→ **Goal of the exercise**
Look through the records and copy every line in which "Options" appears.

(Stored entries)
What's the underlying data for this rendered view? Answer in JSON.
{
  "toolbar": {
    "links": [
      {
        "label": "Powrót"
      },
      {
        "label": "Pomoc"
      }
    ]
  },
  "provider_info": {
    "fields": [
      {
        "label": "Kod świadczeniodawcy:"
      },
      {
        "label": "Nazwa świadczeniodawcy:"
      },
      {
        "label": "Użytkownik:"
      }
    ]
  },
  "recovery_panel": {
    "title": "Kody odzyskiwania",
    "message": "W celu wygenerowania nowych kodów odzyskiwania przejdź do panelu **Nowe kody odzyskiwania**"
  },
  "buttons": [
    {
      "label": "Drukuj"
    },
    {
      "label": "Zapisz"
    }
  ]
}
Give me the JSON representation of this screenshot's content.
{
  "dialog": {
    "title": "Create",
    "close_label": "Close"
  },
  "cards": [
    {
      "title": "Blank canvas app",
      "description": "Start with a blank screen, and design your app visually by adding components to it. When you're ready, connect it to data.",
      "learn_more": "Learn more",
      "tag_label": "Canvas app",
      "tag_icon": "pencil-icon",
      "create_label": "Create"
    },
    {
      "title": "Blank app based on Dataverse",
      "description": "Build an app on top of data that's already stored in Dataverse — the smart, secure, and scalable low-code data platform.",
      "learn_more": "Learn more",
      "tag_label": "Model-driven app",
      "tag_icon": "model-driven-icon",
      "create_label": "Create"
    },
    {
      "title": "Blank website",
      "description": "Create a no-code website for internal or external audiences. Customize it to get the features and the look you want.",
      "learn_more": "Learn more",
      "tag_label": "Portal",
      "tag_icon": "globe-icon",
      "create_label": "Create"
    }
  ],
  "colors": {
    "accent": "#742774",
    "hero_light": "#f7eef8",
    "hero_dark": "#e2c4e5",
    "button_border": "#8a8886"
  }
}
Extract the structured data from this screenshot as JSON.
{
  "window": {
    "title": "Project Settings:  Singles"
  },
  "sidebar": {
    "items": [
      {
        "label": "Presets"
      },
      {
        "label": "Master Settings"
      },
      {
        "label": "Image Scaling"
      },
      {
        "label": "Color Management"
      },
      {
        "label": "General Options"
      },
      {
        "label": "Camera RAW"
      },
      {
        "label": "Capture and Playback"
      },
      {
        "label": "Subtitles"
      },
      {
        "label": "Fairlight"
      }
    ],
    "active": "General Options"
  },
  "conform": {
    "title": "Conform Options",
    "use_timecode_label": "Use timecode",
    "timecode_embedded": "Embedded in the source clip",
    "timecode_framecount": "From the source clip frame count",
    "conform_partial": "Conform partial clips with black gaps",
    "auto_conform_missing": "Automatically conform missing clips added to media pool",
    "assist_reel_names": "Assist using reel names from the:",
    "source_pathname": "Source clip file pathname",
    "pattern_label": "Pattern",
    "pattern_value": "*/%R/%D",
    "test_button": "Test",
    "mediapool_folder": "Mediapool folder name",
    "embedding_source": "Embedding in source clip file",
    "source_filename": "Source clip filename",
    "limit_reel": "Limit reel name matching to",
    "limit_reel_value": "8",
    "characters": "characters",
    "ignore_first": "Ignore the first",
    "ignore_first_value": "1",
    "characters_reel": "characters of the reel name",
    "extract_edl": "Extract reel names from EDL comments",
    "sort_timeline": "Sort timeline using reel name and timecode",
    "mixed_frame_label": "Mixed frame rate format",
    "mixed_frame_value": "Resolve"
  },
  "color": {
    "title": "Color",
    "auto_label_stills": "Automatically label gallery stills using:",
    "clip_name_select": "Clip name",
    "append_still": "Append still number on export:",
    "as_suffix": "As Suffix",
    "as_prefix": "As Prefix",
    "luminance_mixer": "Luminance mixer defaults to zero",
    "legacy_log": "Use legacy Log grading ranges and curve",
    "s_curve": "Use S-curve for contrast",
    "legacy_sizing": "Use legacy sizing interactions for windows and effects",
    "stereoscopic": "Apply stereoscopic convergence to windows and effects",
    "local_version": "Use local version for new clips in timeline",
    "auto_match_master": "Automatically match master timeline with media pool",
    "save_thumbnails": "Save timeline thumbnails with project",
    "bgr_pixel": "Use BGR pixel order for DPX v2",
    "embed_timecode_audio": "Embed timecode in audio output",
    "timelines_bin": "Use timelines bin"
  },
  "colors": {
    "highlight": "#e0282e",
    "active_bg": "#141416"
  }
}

→ **The answer**
        "label": "General Options"
    "active": "General Options"
    "title": "Conform Options",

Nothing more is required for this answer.